Steven Lowy's grip on power at the top of Australian football has been dealt a colossal blow after the decisive voter in this week's pivotal EGM told the FFA chairman it would not back the governing body.
Football Federation Victoria (FFV) holds the balance of power in Wednesday's crunch meeting, called by FFA to try to push through a new congress model staunchly opposed by the clubs and players' union.
Lowy, aware of FFV's significance in his own future, is understood to have flown to Melbourne to lobby its president Kimon Taliadoros on Monday evening.
But hours before the scheduled meeting, Taliadoros sent Lowy a letter making it clear he would not be persuaded to side with FFA and seven other state federations.
In the letter obtained by AAP, he indicated the congress changes on the table fall "significantly short of satisfying" the wishes of stakeholders and FIFA's mandate for more democratic governance.
Taliadoros subsequently urged Lowy to withdraw FFA's notice for the EGM, notify FIFA and "immediately return to negotiations with the stakeholders" as time ticks down to the November 30 deadline.
FFV's statement of intent is huge in the context of the ugly, drawn-out impasse that has engulfed Australian football for a year.
To enact constitutional change, the FFA board requires consensus from 75 per cent of its current 10 members - the states have nine votes and the clubs one.
With seven states in favour of FFA's structure and Football NSW the only one against it, FFV is set to wield Wednesday's deciding vote.

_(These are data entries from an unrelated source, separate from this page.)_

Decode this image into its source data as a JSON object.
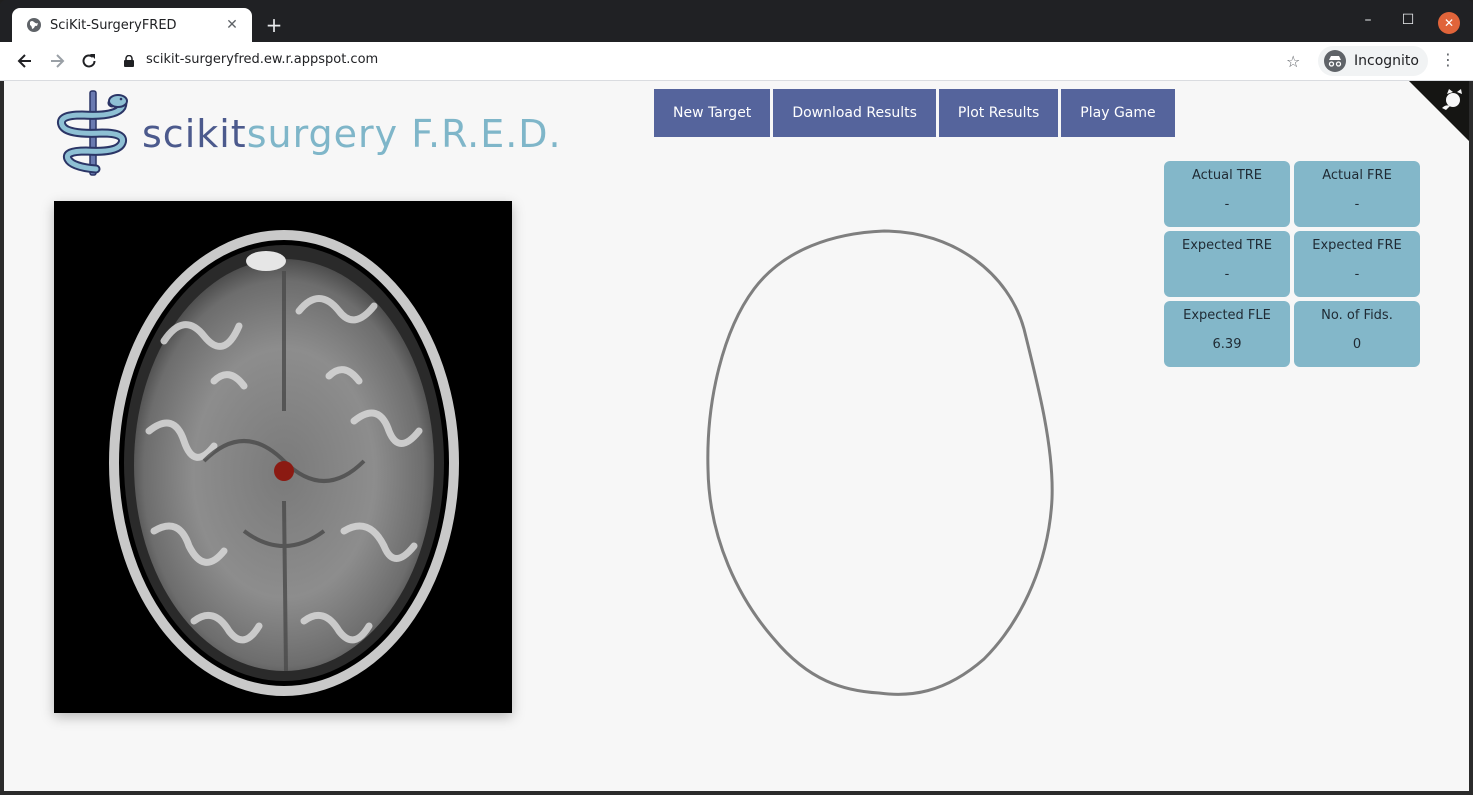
{
  "browser": {
    "tab_title": "SciKit-SurgeryFRED",
    "tab_close": "✕",
    "new_tab": "+",
    "url": "scikit-surgeryfred.ew.r.appspot.com",
    "incognito_label": "Incognito",
    "win_min": "–",
    "win_max": "☐",
    "win_close": "✕",
    "menu": "⋮"
  },
  "logo": {
    "part1": "scikit",
    "part2": "surgery F.R.E.D."
  },
  "buttons": {
    "new_target": "New Target",
    "download_results": "Download Results",
    "plot_results": "Plot Results",
    "play_game": "Play Game"
  },
  "stats": {
    "actual_tre": {
      "label": "Actual TRE",
      "value": "-"
    },
    "actual_fre": {
      "label": "Actual FRE",
      "value": "-"
    },
    "expected_tre": {
      "label": "Expected TRE",
      "value": "-"
    },
    "expected_fre": {
      "label": "Expected FRE",
      "value": "-"
    },
    "expected_fle": {
      "label": "Expected FLE",
      "value": "6.39"
    },
    "no_of_fids": {
      "label": "No. of Fids.",
      "value": "0"
    }
  },
  "colors": {
    "button_bg": "#55649c",
    "stat_bg": "#83b7c9",
    "target_marker": "#8b1a12"
  },
  "icons": {
    "favicon": "globe-icon",
    "back": "arrow-left-icon",
    "forward": "arrow-right-icon",
    "reload": "reload-icon",
    "lock": "lock-icon",
    "star": "star-icon",
    "incognito": "incognito-icon",
    "github_corner": "github-octocat-icon"
  }
}
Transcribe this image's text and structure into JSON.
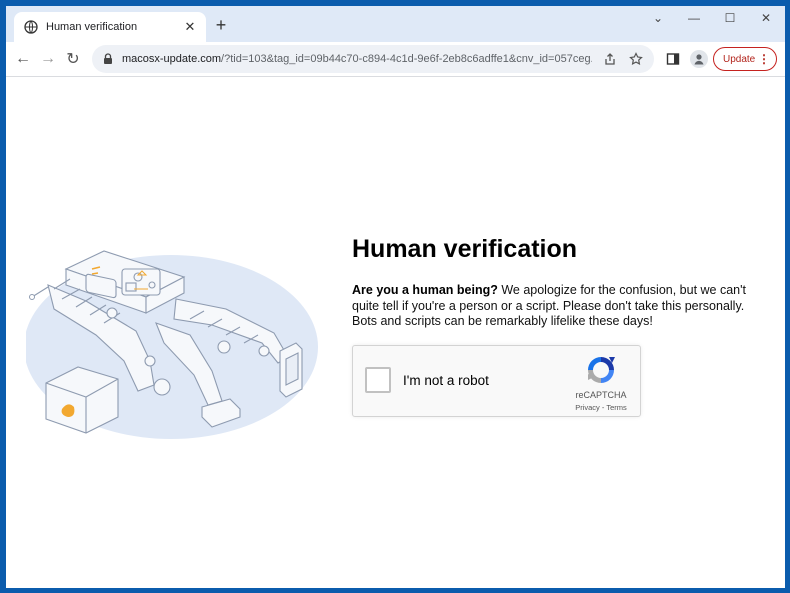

FFV's position has not always been clear, but it has previously offered conditional support for FFA, with a key proviso that the governing body commit to supporting progress on a national second division.
In Monday's letter, Taliadoros also asked FFA to engage with the Association of Australian Football Clubs (AAFC) to consolidate a roadmap for a second tier, something chief executive David Gallop hosed down only last week.
It follows news the clubs have decided not to seek an injunction to have the EGM ruled illegal.
Instead, Adelaide United chairman Greg Griffin warned Lowy via a letter on Saturday that the EGM would constitute "a final cynical act" destroying the board's credibility and mandate.
A "commensurate" response from the clubs would follow should FFA force through its favoured framework, made up of nine state votes, four for the clubs, one for Professional Footballers Australia and one for the women's game.
The clubs and PFA want a 9-5-1-1 model featuring one extra vote for the clubs, a small but crucial difference that would ensure the nine states no longer have majority power to elect FFA's board.
Even if Lowy gets his way - now a near-uncertainty - the ultimate decision still lies with FIFA, which has already made it clear reforms must be agreed to by all stakeholders -- identified by the world governing body as the states, clubs and PFA.
A resolution must be struck by November 30 or FIFA will remove Lowy and his board and install a normalisation committee to run Australian soccer.